The AFL stadium has made people realise just how the GST system works, writes Ruth Forrest.
If you want to know what people are thinking, try door knocking.
Having spent the best part of the past month doing just that, I, as part of my recent election campaign, from Burnie to Smithton, across Somerset to downtown Queenstown and Tullah, I discovered that encountering a thylacine was more likely than meeting a stadium supporter.
Almost in every case, the first thing people wanted to talk about was the proposed Macquarie Point stadium.
The forgotten people haven't fallen for the bread and circuses routine pushed by the stadium spruikers.
They are not fooled by the mixed messages.
One pleasing thing about the recent public discourse is the growing realisation of how the GST system, the state's lifeblood, actually works.
Most specific grants are taken into account when the Commonwealth Grants Commission (CGC) calculates each state's relativities in order to split the GST pool between them on a fair and equitable basis.
The CGC has a clear principles based framework for deciding which grants are included when deciding the GST split.
As a rule, if a specific-purpose grant is in support of a state service, say health, that payment is taken into account in the GST calculation.
In most cases this results in Tasmania getting more GST.

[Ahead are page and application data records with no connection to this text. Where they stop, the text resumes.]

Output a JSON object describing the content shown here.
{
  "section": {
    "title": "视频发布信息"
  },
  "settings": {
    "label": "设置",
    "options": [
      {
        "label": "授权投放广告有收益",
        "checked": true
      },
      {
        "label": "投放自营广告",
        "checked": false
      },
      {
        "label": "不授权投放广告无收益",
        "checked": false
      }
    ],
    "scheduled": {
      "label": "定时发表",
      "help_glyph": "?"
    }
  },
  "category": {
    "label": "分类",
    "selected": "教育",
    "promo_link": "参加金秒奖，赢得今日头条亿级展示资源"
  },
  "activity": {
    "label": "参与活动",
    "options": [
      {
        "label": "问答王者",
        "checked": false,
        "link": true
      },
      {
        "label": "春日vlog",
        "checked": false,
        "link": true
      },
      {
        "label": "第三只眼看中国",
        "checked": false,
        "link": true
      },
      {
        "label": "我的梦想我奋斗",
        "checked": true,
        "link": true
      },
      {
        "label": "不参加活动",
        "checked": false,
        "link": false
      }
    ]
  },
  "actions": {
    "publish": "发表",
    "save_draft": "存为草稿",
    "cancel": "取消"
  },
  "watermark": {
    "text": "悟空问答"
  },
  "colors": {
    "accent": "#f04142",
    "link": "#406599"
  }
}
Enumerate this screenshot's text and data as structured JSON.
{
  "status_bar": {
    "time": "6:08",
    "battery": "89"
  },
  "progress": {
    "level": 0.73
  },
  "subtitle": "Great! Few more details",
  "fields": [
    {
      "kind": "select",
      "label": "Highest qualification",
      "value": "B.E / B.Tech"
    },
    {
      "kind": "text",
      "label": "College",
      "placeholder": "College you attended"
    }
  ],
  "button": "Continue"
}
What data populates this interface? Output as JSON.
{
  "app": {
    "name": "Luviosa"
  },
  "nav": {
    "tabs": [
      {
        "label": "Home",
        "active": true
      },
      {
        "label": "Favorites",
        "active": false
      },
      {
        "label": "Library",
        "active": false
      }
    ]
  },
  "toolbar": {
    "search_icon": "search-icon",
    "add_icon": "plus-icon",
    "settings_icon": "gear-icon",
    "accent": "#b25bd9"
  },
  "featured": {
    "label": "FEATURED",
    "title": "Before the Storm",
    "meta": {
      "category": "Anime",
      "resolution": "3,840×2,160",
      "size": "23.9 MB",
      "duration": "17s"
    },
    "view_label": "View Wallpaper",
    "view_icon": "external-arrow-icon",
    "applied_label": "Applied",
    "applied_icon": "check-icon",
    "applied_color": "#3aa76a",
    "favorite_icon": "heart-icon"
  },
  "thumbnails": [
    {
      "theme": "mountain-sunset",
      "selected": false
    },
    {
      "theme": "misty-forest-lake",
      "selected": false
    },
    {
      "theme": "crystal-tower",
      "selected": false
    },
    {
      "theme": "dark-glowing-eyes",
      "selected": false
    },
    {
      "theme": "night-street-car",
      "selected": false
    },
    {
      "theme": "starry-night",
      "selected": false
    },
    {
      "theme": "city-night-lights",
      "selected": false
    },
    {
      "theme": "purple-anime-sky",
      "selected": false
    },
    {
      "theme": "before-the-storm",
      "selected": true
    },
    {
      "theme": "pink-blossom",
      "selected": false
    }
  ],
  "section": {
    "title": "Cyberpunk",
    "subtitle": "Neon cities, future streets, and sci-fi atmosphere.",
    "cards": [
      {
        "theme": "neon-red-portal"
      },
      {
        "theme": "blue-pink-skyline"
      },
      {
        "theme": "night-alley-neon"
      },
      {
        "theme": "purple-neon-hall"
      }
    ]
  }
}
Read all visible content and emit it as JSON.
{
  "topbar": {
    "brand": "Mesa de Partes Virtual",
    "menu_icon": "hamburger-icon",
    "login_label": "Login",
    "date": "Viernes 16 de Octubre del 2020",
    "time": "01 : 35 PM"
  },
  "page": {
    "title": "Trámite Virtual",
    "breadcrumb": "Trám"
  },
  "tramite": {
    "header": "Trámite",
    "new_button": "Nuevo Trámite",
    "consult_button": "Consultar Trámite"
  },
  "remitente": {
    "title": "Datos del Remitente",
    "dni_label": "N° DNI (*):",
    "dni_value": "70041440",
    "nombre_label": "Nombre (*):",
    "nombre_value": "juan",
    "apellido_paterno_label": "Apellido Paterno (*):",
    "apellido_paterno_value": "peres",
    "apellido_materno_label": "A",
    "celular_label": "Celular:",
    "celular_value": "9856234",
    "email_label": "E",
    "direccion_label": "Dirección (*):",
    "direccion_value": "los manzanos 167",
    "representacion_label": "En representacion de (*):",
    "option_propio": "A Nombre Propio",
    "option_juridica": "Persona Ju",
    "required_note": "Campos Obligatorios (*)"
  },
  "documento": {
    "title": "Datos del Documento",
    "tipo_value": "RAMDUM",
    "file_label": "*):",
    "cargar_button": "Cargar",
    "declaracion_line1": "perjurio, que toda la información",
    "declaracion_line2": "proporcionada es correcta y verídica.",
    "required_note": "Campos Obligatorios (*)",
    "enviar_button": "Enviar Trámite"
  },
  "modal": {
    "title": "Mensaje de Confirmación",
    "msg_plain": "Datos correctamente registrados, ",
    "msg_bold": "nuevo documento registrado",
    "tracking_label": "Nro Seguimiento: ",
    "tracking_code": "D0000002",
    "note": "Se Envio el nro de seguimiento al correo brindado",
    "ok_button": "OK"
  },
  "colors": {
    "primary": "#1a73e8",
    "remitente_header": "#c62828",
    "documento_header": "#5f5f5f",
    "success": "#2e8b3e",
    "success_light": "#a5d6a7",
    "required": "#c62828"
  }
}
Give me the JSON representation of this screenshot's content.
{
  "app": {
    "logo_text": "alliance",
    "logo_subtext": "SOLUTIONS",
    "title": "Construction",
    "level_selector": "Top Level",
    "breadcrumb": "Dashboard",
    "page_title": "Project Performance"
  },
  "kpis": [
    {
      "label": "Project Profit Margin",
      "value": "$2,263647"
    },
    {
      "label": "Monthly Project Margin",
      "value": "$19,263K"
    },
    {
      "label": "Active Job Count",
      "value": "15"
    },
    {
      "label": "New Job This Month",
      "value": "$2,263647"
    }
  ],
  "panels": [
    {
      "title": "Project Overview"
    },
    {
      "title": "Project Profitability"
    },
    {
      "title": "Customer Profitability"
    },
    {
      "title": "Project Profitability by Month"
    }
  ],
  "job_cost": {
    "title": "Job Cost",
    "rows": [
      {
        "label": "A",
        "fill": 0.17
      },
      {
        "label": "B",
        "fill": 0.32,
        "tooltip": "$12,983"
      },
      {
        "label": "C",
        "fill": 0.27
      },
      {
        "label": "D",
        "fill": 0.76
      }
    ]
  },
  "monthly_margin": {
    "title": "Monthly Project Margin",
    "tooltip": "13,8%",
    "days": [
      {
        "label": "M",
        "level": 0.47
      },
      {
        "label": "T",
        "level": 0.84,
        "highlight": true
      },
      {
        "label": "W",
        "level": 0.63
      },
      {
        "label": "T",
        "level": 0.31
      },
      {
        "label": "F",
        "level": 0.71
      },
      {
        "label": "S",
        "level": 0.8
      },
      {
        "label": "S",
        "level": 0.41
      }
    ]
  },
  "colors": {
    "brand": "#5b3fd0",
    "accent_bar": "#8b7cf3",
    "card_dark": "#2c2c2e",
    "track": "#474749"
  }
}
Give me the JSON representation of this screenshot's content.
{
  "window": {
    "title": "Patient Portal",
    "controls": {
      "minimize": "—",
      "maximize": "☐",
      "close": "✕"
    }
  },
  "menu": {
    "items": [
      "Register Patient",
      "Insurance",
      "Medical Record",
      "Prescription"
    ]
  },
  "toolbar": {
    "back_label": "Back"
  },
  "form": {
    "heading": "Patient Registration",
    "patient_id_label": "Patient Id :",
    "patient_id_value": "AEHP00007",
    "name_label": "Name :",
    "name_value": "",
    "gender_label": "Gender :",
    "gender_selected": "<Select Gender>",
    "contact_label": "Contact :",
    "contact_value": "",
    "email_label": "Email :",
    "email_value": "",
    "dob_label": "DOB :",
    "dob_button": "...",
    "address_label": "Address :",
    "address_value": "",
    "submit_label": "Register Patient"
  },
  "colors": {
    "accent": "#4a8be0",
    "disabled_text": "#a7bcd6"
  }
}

National Partnership Payments (NPPs) are specific-purpose grants. If a NPP is given to all states on a percapita basis, which is not uncommon, Tasmania will receive less than if the grant was based on CGC relativities because we have a smaller population.
Hence when the NPP grant is included for GST calculation purposes, Tasmania receives a larger share of the GST pool.
Other federal grants paid to states that flow through to local government grants do not affect GST calculations.
Grants paid directly to third parties, such as sporting clubs, grants that do not support a state-type service or when the CGC can't assess a need for the service, are all excluded from GST calculations.
Unfortunately, this has led to an increasing use of federal grants, particularly by the Morrison government, which were designed to sidestep the CGC system, the sports rorts saga being a case in point.
Politicians turbo-charged the use of public funds for electoral gain, and in doing so seriously undermined the integrity of the CGC system, which has proven to be a fair and equitable way of distributing federal funds.
We often hear how West Australians were unhappy to receive a smaller share of the GST due to the windfall receipts from mineral royalties, which the CGC takes into account when calculating relativities and hence GST shares. WA now gets a minimum of 70 per cent of the amount they would otherwise get if assessed on a per-capita basis.
It's been a huge boost for WA, but a huge hit for other states. The pain hasn't set in yet because the feds guaranteed a no-worse-off situation until 2026-27. The GST reductions in the recent federal budget is pocketmoney compared to the losses Tasmania will suffer in a few years.
WA's bonanza plus the hijacking of federal grants for political purposes are seriously undermining the CGC system that has served Tasmania so well. There is almost universal agreement that it's a transparently fair system, albeit very complex.
It is a core part of the federation and, like Medicare, needs to be preserved and strengthened.
Federal Treasurer Jim Chalmers in his budget speech said he wishes to see a new co-operative approach between federal and state governments, which if true can only mean quarantining the current grants system from rorting politicians.
Back to the stadium issue. A careful reader of the federal budget papers would have noticed the words used to describe the specific-purpose grants for the McLachlan (sic) Point stadium and the UTAS Stadium in Launceston.
They were lumped together as "Hobart and Launceston - place-based co-investments". The choice of words is not accidental. It means the grant is intended to support state services - infrastructure and housing - although we don't have many details yet. This means the CGC will include it when calculating Tasmania's GST.
The CGC also has well-developed policies to deal with instances of sporting complexes used for major or international sporting events with national benefits such as Olympic Games.
However, the overriding principle is if grants support services normally provided by states they are included in GST calculations.
At best Tasmania might get, say, 50 per cent of the $305m grant quarantined as occurs with major roads and bridges, but the remaining 50 per cent, plus overruns, is likely to be clawed back via future GST reductions.
To offer the state a carte blanche GST quarantine for something that is still on the drawing board would highlight the flawed politicisation of the very system that needs fixing.
The Mercury, Monday 15 May 2023Go Back